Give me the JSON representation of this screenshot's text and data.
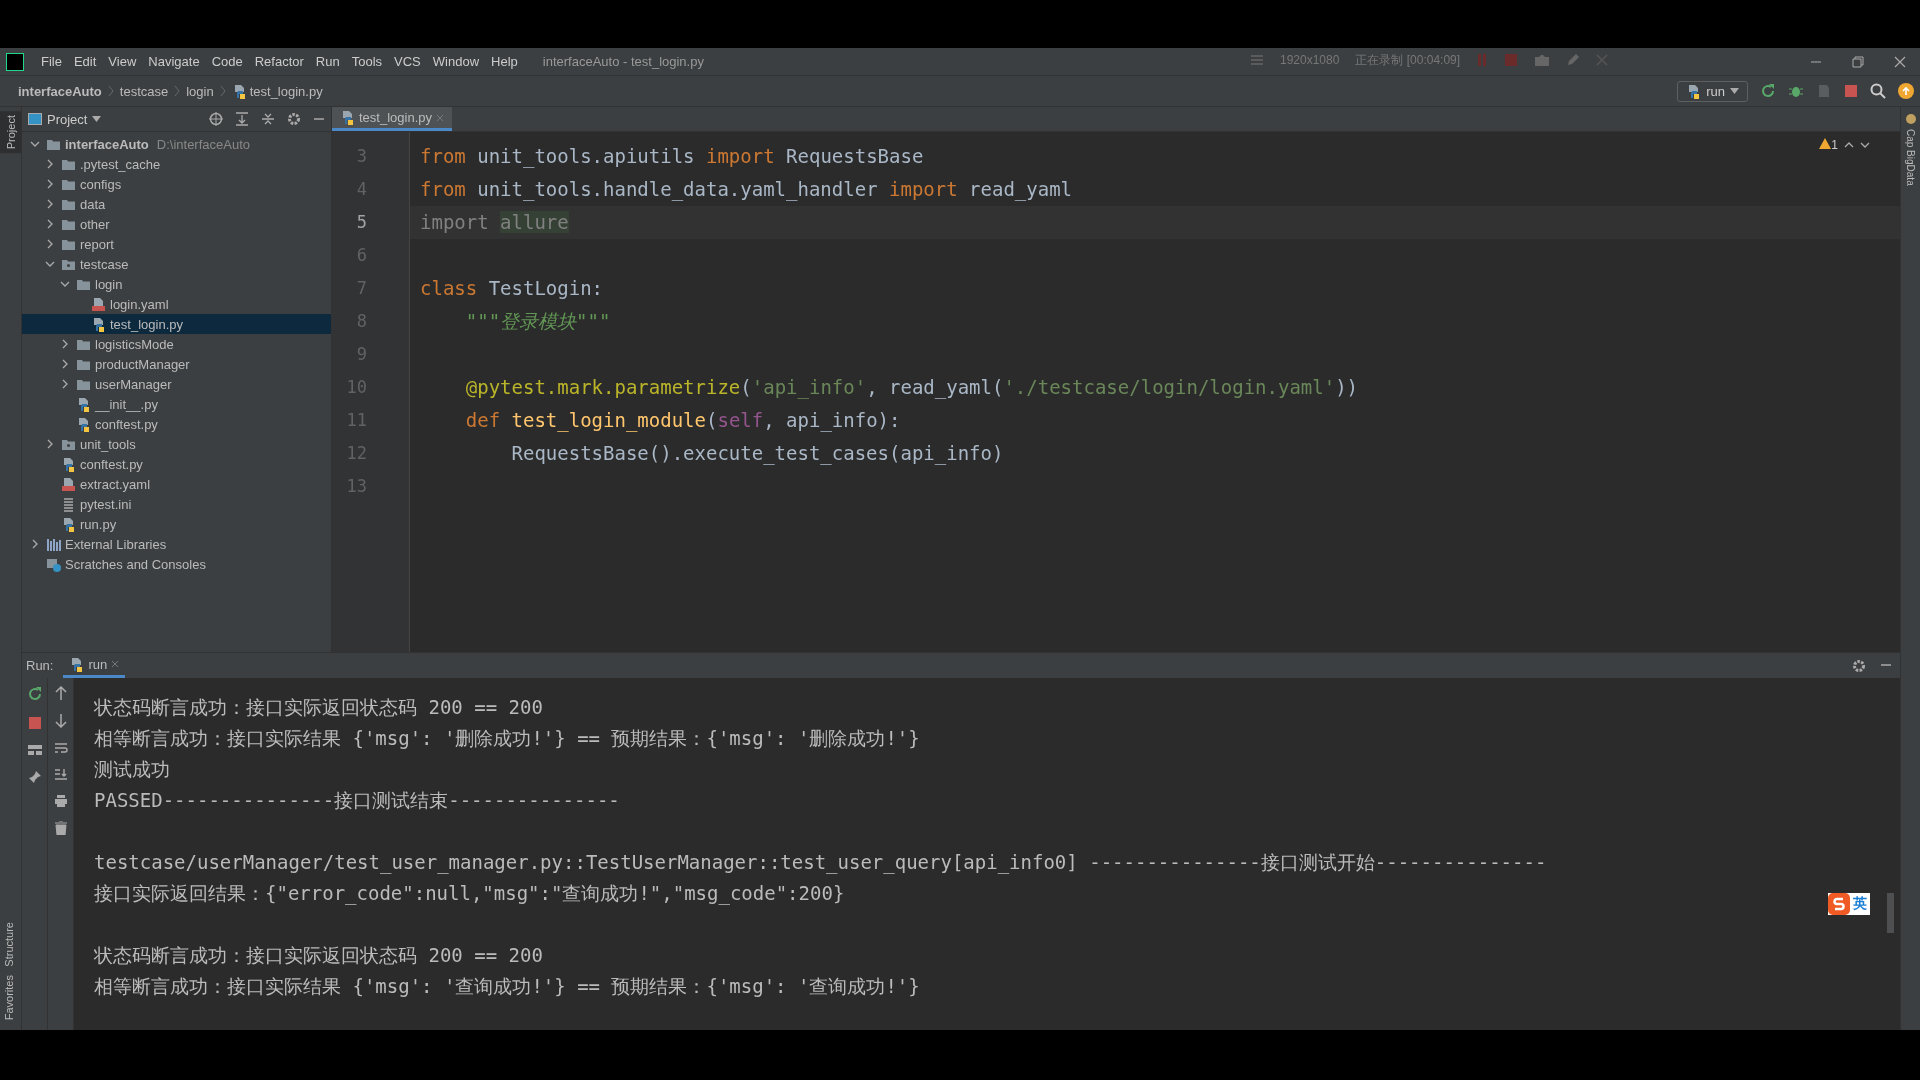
{
  "window": {
    "title": "interfaceAuto - test_login.py",
    "menu": [
      "File",
      "Edit",
      "View",
      "Navigate",
      "Code",
      "Refactor",
      "Run",
      "Tools",
      "VCS",
      "Window",
      "Help"
    ]
  },
  "recorder": {
    "resolution": "1920x1080",
    "status": "正在录制 [00:04:09]"
  },
  "breadcrumb": [
    "interfaceAuto",
    "testcase",
    "login",
    "test_login.py"
  ],
  "run_config": {
    "label": "run"
  },
  "side_tabs": {
    "left_top": "Project",
    "left_bottom": [
      "Structure",
      "Favorites"
    ],
    "right": "Cap BigData"
  },
  "project_panel": {
    "title": "Project",
    "tree": [
      {
        "label": "interfaceAuto",
        "path": "D:\\interfaceAuto",
        "kind": "folder",
        "expanded": true,
        "selected": false,
        "children": [
          {
            "label": ".pytest_cache",
            "kind": "folder",
            "expanded": false,
            "selected": false
          },
          {
            "label": "configs",
            "kind": "folder",
            "expanded": false,
            "selected": false
          },
          {
            "label": "data",
            "kind": "folder",
            "expanded": false,
            "selected": false
          },
          {
            "label": "other",
            "kind": "folder",
            "expanded": false,
            "selected": false
          },
          {
            "label": "report",
            "kind": "folder",
            "expanded": false,
            "selected": false
          },
          {
            "label": "testcase",
            "kind": "package",
            "expanded": true,
            "selected": false,
            "children": [
              {
                "label": "login",
                "kind": "folder",
                "expanded": true,
                "selected": false,
                "children": [
                  {
                    "label": "login.yaml",
                    "kind": "yaml",
                    "selected": false
                  },
                  {
                    "label": "test_login.py",
                    "kind": "python",
                    "selected": true
                  }
                ]
              },
              {
                "label": "logisticsMode",
                "kind": "folder",
                "expanded": false,
                "selected": false
              },
              {
                "label": "productManager",
                "kind": "folder",
                "expanded": false,
                "selected": false
              },
              {
                "label": "userManager",
                "kind": "folder",
                "expanded": false,
                "selected": false
              },
              {
                "label": "__init__.py",
                "kind": "python",
                "selected": false
              },
              {
                "label": "conftest.py",
                "kind": "python",
                "selected": false
              }
            ]
          },
          {
            "label": "unit_tools",
            "kind": "package",
            "expanded": false,
            "selected": false
          },
          {
            "label": "conftest.py",
            "kind": "python",
            "selected": false
          },
          {
            "label": "extract.yaml",
            "kind": "yaml",
            "selected": false
          },
          {
            "label": "pytest.ini",
            "kind": "ini",
            "selected": false
          },
          {
            "label": "run.py",
            "kind": "python",
            "selected": false
          }
        ]
      },
      {
        "label": "External Libraries",
        "kind": "libraries",
        "expanded": false,
        "selected": false
      },
      {
        "label": "Scratches and Consoles",
        "kind": "scratches",
        "selected": false
      }
    ]
  },
  "editor": {
    "tabs": [
      {
        "label": "test_login.py",
        "selected": true
      }
    ],
    "warnings": "1",
    "lines": [
      {
        "number": "3",
        "current": false,
        "tokens": [
          {
            "text": "from",
            "kind": "kw"
          },
          {
            "text": " unit_tools.apiutils ",
            "kind": "plain"
          },
          {
            "text": "import",
            "kind": "kw"
          },
          {
            "text": " RequestsBase",
            "kind": "plain"
          }
        ]
      },
      {
        "number": "4",
        "current": false,
        "tokens": [
          {
            "text": "from",
            "kind": "kw"
          },
          {
            "text": " unit_tools.handle_data.yaml_handler ",
            "kind": "plain"
          },
          {
            "text": "import",
            "kind": "kw"
          },
          {
            "text": " read_yaml",
            "kind": "plain"
          }
        ]
      },
      {
        "number": "5",
        "current": true,
        "tokens": [
          {
            "text": "import ",
            "kind": "unused"
          },
          {
            "text": "allure",
            "kind": "unused-hl"
          }
        ]
      },
      {
        "number": "6",
        "current": false
      },
      {
        "number": "7",
        "current": false,
        "tokens": [
          {
            "text": "class",
            "kind": "kw"
          },
          {
            "text": " TestLogin:",
            "kind": "plain"
          }
        ]
      },
      {
        "number": "8",
        "current": false,
        "tokens": [
          {
            "text": "    \"\"\"登录模块\"\"\"",
            "kind": "doc"
          }
        ]
      },
      {
        "number": "9",
        "current": false
      },
      {
        "number": "10",
        "current": false,
        "tokens": [
          {
            "text": "    @pytest.mark.parametrize",
            "kind": "deco"
          },
          {
            "text": "(",
            "kind": "plain"
          },
          {
            "text": "'api_info'",
            "kind": "str"
          },
          {
            "text": ", read_yaml(",
            "kind": "plain"
          },
          {
            "text": "'./testcase/login/login.yaml'",
            "kind": "str"
          },
          {
            "text": "))",
            "kind": "plain"
          }
        ]
      },
      {
        "number": "11",
        "current": false,
        "tokens": [
          {
            "text": "    def",
            "kind": "kw"
          },
          {
            "text": " test_login_module",
            "kind": "fn"
          },
          {
            "text": "(",
            "kind": "plain"
          },
          {
            "text": "self",
            "kind": "self"
          },
          {
            "text": ", api_info):",
            "kind": "plain"
          }
        ]
      },
      {
        "number": "12",
        "current": false,
        "tokens": [
          {
            "text": "        RequestsBase().execute_test_cases(api_info)",
            "kind": "plain"
          }
        ]
      },
      {
        "number": "13",
        "current": false
      }
    ]
  },
  "run_panel": {
    "label": "Run:",
    "tabs": [
      {
        "label": "run",
        "selected": true
      }
    ],
    "console": [
      [
        "状态码断言成功：接口实际返回状态码 200 == 200",
        "相等断言成功：接口实际结果 {'msg': '删除成功!'} == 预期结果：{'msg': '删除成功!'}",
        "测试成功",
        "PASSED---------------接口测试结束---------------"
      ],
      [
        "testcase/userManager/test_user_manager.py::TestUserManager::test_user_query[api_info0] ---------------接口测试开始---------------",
        "接口实际返回结果：{\"error_code\":null,\"msg\":\"查询成功!\",\"msg_code\":200}"
      ],
      [
        "状态码断言成功：接口实际返回状态码 200 == 200",
        "相等断言成功：接口实际结果 {'msg': '查询成功!'} == 预期结果：{'msg': '查询成功!'}"
      ]
    ]
  },
  "ime": {
    "mode": "英"
  }
}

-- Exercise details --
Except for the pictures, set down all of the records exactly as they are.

-- Final answer --
Give me the JSON representation of this screenshot's text and data.
{
  "window": {
    "title": "interfaceAuto - test_login.py",
    "menu": [
      "File",
      "Edit",
      "View",
      "Navigate",
      "Code",
      "Refactor",
      "Run",
      "Tools",
      "VCS",
      "Window",
      "Help"
    ]
  },
  "recorder": {
    "resolution": "1920x1080",
    "status": "正在录制 [00:04:09]"
  },
  "breadcrumb": [
    "interfaceAuto",
    "testcase",
    "login",
    "test_login.py"
  ],
  "run_config": {
    "label": "run"
  },
  "side_tabs": {
    "left_top": "Project",
    "left_bottom": [
      "Structure",
      "Favorites"
    ],
    "right": "Cap BigData"
  },
  "project_panel": {
    "title": "Project",
    "tree": [
      {
        "label": "interfaceAuto",
        "path": "D:\\interfaceAuto",
        "kind": "folder",
        "expanded": true,
        "selected": false,
        "children": [
          {
            "label": ".pytest_cache",
            "kind": "folder",
            "expanded": false,
            "selected": false
          },
          {
            "label": "configs",
            "kind": "folder",
            "expanded": false,
            "selected": false
          },
          {
            "label": "data",
            "kind": "folder",
            "expanded": false,
            "selected": false
          },
          {
            "label": "other",
            "kind": "folder",
            "expanded": false,
            "selected": false
          },
          {
            "label": "report",
            "kind": "folder",
            "expanded": false,
            "selected": false
          },
          {
            "label": "testcase",
            "kind": "package",
            "expanded": true,
            "selected": false,
            "children": [
              {
                "label": "login",
                "kind": "folder",
                "expanded": true,
                "selected": false,
                "children": [
                  {
                    "label": "login.yaml",
                    "kind": "yaml",
                    "selected": false
                  },
                  {
                    "label": "test_login.py",
                    "kind": "python",
                    "selected": true
                  }
                ]
              },
              {
                "label": "logisticsMode",
                "kind": "folder",
                "expanded": false,
                "selected": false
              },
              {
                "label": "productManager",
                "kind": "folder",
                "expanded": false,
                "selected": false
              },
              {
                "label": "userManager",
                "kind": "folder",
                "expanded": false,
                "selected": false
              },
              {
                "label": "__init__.py",
                "kind": "python",
                "selected": false
              },
              {
                "label": "conftest.py",
                "kind": "python",
                "selected": false
              }
            ]
          },
          {
            "label": "unit_tools",
            "kind": "package",
            "expanded": false,
            "selected": false
          },
          {
            "label": "conftest.py",
            "kind": "python",
            "selected": false
          },
          {
            "label": "extract.yaml",
            "kind": "yaml",
            "selected": false
          },
          {
            "label": "pytest.ini",
            "kind": "ini",
            "selected": false
          },
          {
            "label": "run.py",
            "kind": "python",
            "selected": false
          }
        ]
      },
      {
        "label": "External Libraries",
        "kind": "libraries",
        "expanded": false,
        "selected": false
      },
      {
        "label": "Scratches and Consoles",
        "kind": "scratches",
        "selected": false
      }
    ]
  },
  "editor": {
    "tabs": [
      {
        "label": "test_login.py",
        "selected": true
      }
    ],
    "warnings": "1",
    "lines": [
      {
        "number": "3",
        "current": false,
        "tokens": [
          {
            "text": "from",
            "kind": "kw"
          },
          {
            "text": " unit_tools.apiutils ",
            "kind": "plain"
          },
          {
            "text": "import",
            "kind": "kw"
          },
          {
            "text": " RequestsBase",
            "kind": "plain"
          }
        ]
      },
      {
        "number": "4",
        "current": false,
        "tokens": [
          {
            "text": "from",
            "kind": "kw"
          },
          {
            "text": " unit_tools.handle_data.yaml_handler ",
            "kind": "plain"
          },
          {
            "text": "import",
            "kind": "kw"
          },
          {
            "text": " read_yaml",
            "kind": "plain"
          }
        ]
      },
      {
        "number": "5",
        "current": true,
        "tokens": [
          {
            "text": "import ",
            "kind": "unused"
          },
          {
            "text": "allure",
            "kind": "unused-hl"
          }
        ]
      },
      {
        "number": "6",
        "current": false
      },
      {
        "number": "7",
        "current": false,
        "tokens": [
          {
            "text": "class",
            "kind": "kw"
          },
          {
            "text": " TestLogin:",
            "kind": "plain"
          }
        ]
      },
      {
        "number": "8",
        "current": false,
        "tokens": [
          {
            "text": "    \"\"\"登录模块\"\"\"",
            "kind": "doc"
          }
        ]
      },
      {
        "number": "9",
        "current": false
      },
      {
        "number": "10",
        "current": false,
        "tokens": [
          {
            "text": "    @pytest.mark.parametrize",
            "kind": "deco"
          },
          {
            "text": "(",
            "kind": "plain"
          },
          {
            "text": "'api_info'",
            "kind": "str"
          },
          {
            "text": ", read_yaml(",
            "kind": "plain"
          },
          {
            "text": "'./testcase/login/login.yaml'",
            "kind": "str"
          },
          {
            "text": "))",
            "kind": "plain"
          }
        ]
      },
      {
        "number": "11",
        "current": false,
        "tokens": [
          {
            "text": "    def",
            "kind": "kw"
          },
          {
            "text": " test_login_module",
            "kind": "fn"
          },
          {
            "text": "(",
            "kind": "plain"
          },
          {
            "text": "self",
            "kind": "self"
          },
          {
            "text": ", api_info):",
            "kind": "plain"
          }
        ]
      },
      {
        "number": "12",
        "current": false,
        "tokens": [
          {
            "text": "        RequestsBase().execute_test_cases(api_info)",
            "kind": "plain"
          }
        ]
      },
      {
        "number": "13",
        "current": false
      }
    ]
  },
  "run_panel": {
    "label": "Run:",
    "tabs": [
      {
        "label": "run",
        "selected": true
      }
    ],
    "console": [
      [
        "状态码断言成功：接口实际返回状态码 200 == 200",
        "相等断言成功：接口实际结果 {'msg': '删除成功!'} == 预期结果：{'msg': '删除成功!'}",
        "测试成功",
        "PASSED---------------接口测试结束---------------"
      ],
      [
        "testcase/userManager/test_user_manager.py::TestUserManager::test_user_query[api_info0] ---------------接口测试开始---------------",
        "接口实际返回结果：{\"error_code\":null,\"msg\":\"查询成功!\",\"msg_code\":200}"
      ],
      [
        "状态码断言成功：接口实际返回状态码 200 == 200",
        "相等断言成功：接口实际结果 {'msg': '查询成功!'} == 预期结果：{'msg': '查询成功!'}"
      ]
    ]
  },
  "ime": {
    "mode": "英"
  }
}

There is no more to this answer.